(EXERCISE DATA)

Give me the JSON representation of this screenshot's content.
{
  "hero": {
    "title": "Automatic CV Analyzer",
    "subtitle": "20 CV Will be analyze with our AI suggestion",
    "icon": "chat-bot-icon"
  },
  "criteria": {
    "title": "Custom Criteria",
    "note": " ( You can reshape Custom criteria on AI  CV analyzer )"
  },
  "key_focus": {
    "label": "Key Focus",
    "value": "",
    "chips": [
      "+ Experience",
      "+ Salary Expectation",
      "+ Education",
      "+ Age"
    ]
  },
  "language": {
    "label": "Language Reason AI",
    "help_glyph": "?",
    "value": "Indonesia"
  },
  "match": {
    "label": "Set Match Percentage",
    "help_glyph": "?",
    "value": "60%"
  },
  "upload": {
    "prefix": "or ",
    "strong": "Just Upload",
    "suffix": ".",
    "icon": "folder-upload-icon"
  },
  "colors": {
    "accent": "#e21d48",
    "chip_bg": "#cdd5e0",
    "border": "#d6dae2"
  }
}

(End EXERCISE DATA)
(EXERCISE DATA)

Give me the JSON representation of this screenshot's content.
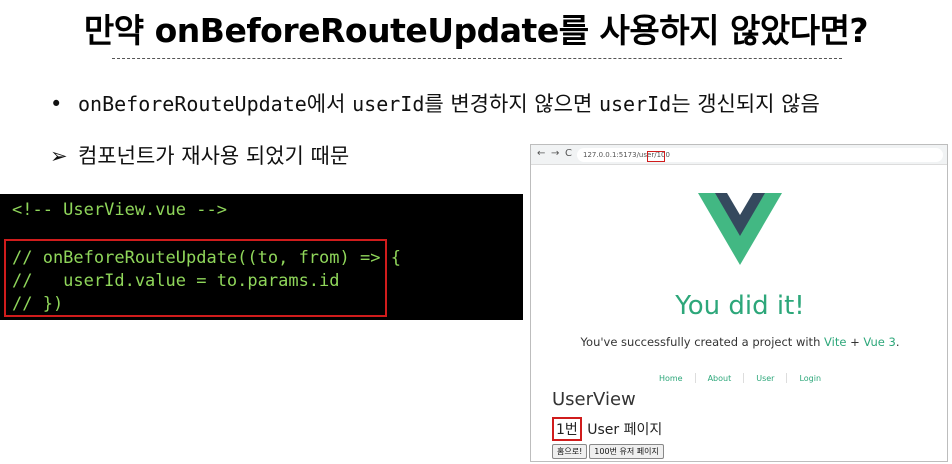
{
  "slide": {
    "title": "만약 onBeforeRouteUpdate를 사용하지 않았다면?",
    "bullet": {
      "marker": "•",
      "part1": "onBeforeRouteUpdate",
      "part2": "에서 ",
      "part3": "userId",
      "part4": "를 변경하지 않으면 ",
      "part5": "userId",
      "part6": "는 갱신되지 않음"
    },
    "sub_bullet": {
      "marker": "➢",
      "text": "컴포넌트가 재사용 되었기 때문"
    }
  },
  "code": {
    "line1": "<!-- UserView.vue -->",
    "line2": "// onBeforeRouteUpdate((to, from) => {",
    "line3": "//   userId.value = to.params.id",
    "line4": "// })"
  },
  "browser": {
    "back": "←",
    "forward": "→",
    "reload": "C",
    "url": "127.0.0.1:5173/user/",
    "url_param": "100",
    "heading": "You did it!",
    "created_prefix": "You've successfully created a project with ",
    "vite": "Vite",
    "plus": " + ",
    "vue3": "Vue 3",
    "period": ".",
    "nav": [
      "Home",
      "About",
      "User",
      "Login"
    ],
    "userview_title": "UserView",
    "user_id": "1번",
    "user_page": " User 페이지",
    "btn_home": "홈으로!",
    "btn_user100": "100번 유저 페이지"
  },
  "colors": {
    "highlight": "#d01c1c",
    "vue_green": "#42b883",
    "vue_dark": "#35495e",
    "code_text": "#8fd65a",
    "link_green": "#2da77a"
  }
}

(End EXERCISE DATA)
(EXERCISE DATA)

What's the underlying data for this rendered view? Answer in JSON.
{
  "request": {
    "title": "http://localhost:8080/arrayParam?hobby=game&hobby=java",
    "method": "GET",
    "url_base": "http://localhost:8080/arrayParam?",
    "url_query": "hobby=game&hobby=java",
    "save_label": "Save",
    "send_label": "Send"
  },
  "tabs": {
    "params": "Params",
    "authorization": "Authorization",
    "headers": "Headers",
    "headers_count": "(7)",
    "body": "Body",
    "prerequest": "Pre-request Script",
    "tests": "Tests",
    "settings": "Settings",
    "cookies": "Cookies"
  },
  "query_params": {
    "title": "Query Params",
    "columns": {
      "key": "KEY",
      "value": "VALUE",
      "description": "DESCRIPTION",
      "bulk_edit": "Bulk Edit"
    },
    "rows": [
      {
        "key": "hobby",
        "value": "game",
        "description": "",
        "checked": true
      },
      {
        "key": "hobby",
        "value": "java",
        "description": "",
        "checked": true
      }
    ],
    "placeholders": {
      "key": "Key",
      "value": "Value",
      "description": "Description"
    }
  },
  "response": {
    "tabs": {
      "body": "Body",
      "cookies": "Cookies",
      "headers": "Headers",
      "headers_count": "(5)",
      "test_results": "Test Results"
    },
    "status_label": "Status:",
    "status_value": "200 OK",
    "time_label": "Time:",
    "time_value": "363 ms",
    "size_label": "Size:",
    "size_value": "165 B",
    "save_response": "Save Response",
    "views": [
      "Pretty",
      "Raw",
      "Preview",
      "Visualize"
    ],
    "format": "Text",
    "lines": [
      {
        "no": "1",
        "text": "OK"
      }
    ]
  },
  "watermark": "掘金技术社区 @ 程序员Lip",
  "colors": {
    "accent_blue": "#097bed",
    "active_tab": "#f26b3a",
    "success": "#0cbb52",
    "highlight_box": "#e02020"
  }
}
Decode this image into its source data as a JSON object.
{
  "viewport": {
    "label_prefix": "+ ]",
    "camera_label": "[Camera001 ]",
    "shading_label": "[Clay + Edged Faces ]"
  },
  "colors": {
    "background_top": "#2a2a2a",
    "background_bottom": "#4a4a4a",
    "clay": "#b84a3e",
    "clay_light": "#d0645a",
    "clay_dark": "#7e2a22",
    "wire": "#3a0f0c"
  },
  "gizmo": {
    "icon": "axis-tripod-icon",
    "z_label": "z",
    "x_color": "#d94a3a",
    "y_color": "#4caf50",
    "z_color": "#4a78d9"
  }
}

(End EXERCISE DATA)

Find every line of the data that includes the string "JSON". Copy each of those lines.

Give me the JSON representation of this screenshot's content.
Give me the JSON representation of this screenshot's content.
What's the underlying data for this rendered view? Answer in JSON.
Decode this image into its source data as a JSON object.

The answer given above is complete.